= THE TASK =
What lines in the material hold the string "Print"? Copy out each of them.

**** THE DATA

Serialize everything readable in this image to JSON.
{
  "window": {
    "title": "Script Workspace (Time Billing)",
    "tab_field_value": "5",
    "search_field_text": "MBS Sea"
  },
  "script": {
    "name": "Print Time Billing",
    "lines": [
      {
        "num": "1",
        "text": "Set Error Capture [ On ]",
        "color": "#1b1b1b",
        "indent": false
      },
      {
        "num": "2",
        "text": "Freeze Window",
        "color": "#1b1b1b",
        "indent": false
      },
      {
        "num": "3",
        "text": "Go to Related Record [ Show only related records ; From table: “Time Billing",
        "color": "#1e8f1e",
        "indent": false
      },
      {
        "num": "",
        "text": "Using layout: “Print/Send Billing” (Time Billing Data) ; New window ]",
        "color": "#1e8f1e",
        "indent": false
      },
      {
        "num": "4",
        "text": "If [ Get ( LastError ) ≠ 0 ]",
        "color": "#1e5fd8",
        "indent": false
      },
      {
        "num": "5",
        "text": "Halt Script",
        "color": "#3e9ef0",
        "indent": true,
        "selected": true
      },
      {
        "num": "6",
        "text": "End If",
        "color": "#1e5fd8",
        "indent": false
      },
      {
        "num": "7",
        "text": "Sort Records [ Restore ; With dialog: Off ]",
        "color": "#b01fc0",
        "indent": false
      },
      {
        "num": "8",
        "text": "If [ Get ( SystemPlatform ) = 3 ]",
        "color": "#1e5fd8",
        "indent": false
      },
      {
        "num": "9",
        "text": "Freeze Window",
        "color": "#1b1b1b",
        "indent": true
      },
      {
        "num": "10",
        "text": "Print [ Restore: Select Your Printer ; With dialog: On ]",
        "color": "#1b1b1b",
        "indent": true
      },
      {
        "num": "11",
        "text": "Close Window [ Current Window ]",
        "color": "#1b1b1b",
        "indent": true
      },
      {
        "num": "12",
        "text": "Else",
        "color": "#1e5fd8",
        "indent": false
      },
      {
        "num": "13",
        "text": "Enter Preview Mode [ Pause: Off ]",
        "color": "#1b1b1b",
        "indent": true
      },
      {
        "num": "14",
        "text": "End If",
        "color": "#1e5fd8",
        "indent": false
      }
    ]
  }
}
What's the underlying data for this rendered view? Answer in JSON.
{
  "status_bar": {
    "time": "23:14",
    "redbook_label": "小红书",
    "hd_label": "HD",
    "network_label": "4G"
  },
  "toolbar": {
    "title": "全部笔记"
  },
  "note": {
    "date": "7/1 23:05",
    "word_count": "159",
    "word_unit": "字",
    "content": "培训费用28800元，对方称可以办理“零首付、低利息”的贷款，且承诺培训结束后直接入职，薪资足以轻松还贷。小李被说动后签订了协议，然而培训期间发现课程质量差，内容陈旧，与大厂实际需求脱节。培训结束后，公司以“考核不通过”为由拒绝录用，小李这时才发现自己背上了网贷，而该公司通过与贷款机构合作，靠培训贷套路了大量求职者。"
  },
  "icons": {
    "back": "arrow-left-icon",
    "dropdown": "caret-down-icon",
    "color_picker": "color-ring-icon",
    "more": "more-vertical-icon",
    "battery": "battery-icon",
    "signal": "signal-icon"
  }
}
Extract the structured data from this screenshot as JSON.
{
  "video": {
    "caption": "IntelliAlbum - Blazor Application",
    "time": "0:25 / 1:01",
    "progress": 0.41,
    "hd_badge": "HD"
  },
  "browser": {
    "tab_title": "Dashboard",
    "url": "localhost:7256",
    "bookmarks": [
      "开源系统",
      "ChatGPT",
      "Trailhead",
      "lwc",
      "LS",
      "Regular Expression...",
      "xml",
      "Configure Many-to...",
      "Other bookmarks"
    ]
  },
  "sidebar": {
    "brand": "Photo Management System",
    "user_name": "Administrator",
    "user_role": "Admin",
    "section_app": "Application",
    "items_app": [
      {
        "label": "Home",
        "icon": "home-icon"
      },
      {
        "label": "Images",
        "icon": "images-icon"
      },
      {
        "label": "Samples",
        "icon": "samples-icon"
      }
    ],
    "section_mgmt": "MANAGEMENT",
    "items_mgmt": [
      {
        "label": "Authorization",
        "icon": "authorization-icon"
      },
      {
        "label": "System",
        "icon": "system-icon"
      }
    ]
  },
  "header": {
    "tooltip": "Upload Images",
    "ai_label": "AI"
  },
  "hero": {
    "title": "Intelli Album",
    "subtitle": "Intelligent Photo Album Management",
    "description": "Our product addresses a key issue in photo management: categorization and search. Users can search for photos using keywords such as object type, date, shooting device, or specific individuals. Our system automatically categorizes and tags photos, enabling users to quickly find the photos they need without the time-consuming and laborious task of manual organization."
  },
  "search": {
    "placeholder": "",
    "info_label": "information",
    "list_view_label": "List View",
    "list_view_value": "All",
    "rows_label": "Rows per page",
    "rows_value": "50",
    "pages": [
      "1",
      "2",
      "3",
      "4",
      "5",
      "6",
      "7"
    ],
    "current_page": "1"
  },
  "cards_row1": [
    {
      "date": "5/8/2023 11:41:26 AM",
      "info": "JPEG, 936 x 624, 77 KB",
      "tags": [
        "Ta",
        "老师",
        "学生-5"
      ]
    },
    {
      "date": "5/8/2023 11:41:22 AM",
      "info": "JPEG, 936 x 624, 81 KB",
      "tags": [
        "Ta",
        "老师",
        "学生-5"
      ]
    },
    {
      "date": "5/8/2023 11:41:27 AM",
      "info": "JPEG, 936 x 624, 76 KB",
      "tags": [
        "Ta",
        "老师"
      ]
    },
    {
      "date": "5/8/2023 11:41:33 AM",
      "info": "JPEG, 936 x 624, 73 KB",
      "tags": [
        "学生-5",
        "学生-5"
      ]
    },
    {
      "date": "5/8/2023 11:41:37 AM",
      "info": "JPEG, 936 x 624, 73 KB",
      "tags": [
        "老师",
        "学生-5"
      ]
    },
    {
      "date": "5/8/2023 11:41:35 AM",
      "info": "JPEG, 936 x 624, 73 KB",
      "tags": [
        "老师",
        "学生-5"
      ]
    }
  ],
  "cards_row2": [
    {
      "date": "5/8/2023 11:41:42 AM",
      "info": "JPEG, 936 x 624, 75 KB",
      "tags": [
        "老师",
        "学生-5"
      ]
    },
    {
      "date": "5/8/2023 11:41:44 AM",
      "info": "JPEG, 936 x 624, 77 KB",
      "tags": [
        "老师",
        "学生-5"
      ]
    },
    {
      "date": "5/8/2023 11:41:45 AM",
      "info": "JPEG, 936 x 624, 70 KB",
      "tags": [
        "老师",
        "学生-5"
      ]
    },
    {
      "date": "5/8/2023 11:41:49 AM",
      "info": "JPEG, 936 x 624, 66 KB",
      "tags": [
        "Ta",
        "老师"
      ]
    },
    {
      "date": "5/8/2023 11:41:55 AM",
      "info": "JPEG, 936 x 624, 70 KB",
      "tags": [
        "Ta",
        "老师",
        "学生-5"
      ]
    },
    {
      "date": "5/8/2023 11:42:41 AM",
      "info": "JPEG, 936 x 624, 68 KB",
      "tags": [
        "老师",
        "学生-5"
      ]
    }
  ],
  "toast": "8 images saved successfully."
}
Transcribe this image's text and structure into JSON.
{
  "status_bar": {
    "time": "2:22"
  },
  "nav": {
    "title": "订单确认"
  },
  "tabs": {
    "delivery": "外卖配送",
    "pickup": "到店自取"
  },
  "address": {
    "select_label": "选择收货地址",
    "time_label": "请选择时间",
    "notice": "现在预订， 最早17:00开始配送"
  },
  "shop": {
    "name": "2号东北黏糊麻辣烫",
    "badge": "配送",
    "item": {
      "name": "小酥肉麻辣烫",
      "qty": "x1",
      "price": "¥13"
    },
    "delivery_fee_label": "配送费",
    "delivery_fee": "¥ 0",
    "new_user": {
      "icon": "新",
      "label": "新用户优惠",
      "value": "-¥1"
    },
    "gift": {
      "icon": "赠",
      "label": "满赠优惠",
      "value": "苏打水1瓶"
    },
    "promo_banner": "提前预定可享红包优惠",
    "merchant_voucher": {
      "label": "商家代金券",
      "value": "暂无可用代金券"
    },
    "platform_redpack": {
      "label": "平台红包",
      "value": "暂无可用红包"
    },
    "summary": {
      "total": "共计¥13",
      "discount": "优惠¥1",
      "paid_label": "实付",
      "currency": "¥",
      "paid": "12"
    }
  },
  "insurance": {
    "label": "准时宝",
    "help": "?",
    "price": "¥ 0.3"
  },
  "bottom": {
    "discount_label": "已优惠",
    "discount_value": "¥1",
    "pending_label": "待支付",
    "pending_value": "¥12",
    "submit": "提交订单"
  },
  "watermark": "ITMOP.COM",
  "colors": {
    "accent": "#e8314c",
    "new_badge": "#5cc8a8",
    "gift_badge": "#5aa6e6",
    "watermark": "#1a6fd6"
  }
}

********

= YOUR RESPONSE =
    "name": "Print Time Billing",
        "text": "Using layout: “Print/Send Billing” (Time Billing Data) ; New window ]",
        "text": "Print [ Restore: Select Your Printer ; With dialog: On ]",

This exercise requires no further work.